BOOK REVIEW

KIDNAPPED by Paula S. Fass
NON-FICTION
Released: Nov. 1, 1997

"Despite its academic tone, a sad book with compelling stories. (27 b&w photos, not seen)"
Fass (History/Univ. of Calif., Berkeley) focuses her grim study on the public's reaction to the horrific crime of kidnapping, from Charley Ross to Polly Klaas. Read full book review >

BOOK REVIEW

NON-FICTION
Released: June 1, 2016

"An accessible academic analysis of the progression of American children's lives since 1800."
A comprehensive investigation of how Americans have raised their children in the past two centuries. Read full book review >

BOOK REVIEW

PAULA by Isabel Allende
BIOGRAPHY & MEMOIR
Released: May 2, 1995

"A fascinating window into the creative world of Allende, who, with dignity and courage, tells her life's story as reflected through the tragic death of her daughter."
In her first nonfiction work, Allende (The Infinite Plan, 1993, etc.) produces a beautiful and deeply personal account of the process of grieving and the power of stories. Read full book review >

BOOK REVIEW

S. by Slavenka Drakulic
FICTION & LITERATURE
Released: Feb. 1, 2000

"This one is more painful than most."
Justly acclaimed as a journalist and an essayist, Drakuli—chose the novel for her latest tale of the terrors of the breakup of the former Yugoslavia. Read full book review >

BOOK REVIEW

S by John Updike
FICTION & LITERATURE
Released: Feb. 12, 1988

"Possible moral here: a rage for symmetry isn't always an artist's best friend."
A companion piece to Roger's Version, this is Updike updating Hawthorne's The Scarlet Letter by having Hester Prynne—here, Sarah Worth—get her two cents in as well. Read full book review >

BOOK REVIEW

PAULA BUNYAN by Phyllis Root
CHILDREN'S
Released: April 6, 2009

"The text is printed on cream-toned stock, often with black-and-white vignettes contributing to the old-timey look. (Picture book. 5-8)"
Paula Bunyan, who could outwrestle her more famous brother Paul "three times out of six," gets tired of hauling ferries across the river on her shoulders and sets out for more open spaces where she can sing without breaking china and walk without running out of forest. Read full book review >

BOOK REVIEW

S. by J.J. Abrams
FICTION & LITERATURE
Released: Oct. 29, 2013

"Beguiling. For fans of mysteries, postmodern fiction and fine bookmaking: a book that makes demands of its reader, but that amply entertains in return."
A delightful, endlessly unfolding fiction that is meta beyond meta, a sort of Da Vinci Code for smart people.
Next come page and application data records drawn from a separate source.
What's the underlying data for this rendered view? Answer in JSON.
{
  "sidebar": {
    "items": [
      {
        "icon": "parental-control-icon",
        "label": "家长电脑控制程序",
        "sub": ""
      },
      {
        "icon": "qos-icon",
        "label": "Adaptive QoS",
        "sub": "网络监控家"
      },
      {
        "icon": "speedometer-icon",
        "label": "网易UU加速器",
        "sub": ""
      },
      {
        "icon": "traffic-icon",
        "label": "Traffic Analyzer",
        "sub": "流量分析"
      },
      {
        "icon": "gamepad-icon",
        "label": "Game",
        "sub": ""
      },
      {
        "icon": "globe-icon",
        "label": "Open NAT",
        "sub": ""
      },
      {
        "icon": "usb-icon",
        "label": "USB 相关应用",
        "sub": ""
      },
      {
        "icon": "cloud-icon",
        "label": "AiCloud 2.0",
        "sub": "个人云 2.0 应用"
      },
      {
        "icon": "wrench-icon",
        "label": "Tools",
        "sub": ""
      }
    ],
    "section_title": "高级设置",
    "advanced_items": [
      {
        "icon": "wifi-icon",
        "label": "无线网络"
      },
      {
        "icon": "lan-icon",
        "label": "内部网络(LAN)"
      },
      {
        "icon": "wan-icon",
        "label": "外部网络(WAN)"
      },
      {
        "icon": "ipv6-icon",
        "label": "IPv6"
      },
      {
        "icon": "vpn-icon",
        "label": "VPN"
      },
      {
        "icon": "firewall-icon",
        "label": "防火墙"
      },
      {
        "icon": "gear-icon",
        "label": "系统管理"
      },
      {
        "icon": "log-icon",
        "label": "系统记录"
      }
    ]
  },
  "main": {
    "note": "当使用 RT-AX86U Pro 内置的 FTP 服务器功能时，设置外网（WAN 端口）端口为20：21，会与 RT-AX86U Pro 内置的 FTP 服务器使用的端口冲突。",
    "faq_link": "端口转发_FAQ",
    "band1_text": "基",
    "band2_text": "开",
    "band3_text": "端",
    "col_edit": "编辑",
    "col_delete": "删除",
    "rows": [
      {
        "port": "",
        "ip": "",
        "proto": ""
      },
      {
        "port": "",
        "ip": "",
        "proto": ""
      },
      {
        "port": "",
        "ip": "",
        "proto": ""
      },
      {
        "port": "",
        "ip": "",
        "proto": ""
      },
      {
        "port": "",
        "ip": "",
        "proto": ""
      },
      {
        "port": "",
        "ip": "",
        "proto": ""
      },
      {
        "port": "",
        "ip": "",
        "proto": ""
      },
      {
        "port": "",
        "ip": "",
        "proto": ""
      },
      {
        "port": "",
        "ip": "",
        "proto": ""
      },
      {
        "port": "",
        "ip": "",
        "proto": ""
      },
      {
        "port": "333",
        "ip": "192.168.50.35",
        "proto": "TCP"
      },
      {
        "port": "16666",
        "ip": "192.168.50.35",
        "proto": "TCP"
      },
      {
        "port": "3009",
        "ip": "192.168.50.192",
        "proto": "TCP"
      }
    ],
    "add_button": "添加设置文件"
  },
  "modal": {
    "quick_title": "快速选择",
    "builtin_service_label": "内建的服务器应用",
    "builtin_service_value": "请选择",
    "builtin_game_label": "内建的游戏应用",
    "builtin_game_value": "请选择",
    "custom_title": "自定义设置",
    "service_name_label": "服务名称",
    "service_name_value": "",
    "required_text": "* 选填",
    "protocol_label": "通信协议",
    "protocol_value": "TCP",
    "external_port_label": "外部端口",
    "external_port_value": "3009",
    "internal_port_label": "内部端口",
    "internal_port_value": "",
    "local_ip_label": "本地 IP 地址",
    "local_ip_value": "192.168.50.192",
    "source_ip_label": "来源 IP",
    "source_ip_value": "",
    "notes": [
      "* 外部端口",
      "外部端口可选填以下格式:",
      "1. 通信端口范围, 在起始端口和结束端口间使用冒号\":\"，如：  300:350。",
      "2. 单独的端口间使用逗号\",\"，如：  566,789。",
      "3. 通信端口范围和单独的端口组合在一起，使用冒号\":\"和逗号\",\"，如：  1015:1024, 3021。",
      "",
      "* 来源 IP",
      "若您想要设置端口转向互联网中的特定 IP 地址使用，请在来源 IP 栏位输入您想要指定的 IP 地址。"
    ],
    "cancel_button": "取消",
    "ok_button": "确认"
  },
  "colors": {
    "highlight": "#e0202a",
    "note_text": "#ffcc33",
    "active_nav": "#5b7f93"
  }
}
Read full book review >

BOOK REVIEW

PAULA SPENCER by Roddy Doyle
FICTION & LITERATURE
Released: Jan. 2, 2007

"Profound, subtle and unsentimental—the latest from a master back in top form."
An intimate, humane portrait of a working-class Irish woman's pleasures and struggles in her first year of sobriety. Read full book review >

BOOK REVIEW

HISS-S-S-S! by Eric A. Kimmel
CHILDREN'S
Released: Sept. 1, 2012

"With a disappointing lack of emotion and humor, the story feels less like a boy's adventure with his first pet and more like a manual on how to (and how not to) care for a pet snake. (Fiction. 7-12)"
Ophidiophobes beware! Readers who aren't genuine snake lovers will likely find it difficult to sink their fangs into this tale. Read full book review >

BOOK REVIEW

S&M by Jeffrey DeShell
FICTION & LITERATURE
Released: May 1, 1997

STATEMENT PAGE Read full book review >

BOOK REVIEW

MR. S by George Jacobs
BIOGRAPHY & MEMOIR
Released: June 3, 2003

"Deliciously gossipy, yet Sinatra is recalled with affection rather than spite."
As-told-to memoir of life with the famous crooner by his African-American Man Friday, lubricated with racy tales about the stars, the Kennedys, and the Mob. Read full book review >

BOOK REVIEW

S/Z by Roland Barthes
Released: Sept. 9, 1974

"Barthes has brought new life to a foundering literary aesthetics with this synthesis of science and imaginative humanism, for those familiar with the terminology."
In this essential application of structural linguistics to the problems of literary criticism, Roland Barthes—a disciple of Saussure and one of the cardinal spokesmen of semiology—opposes both the goals and methods of classic rhetoric. Read full book review >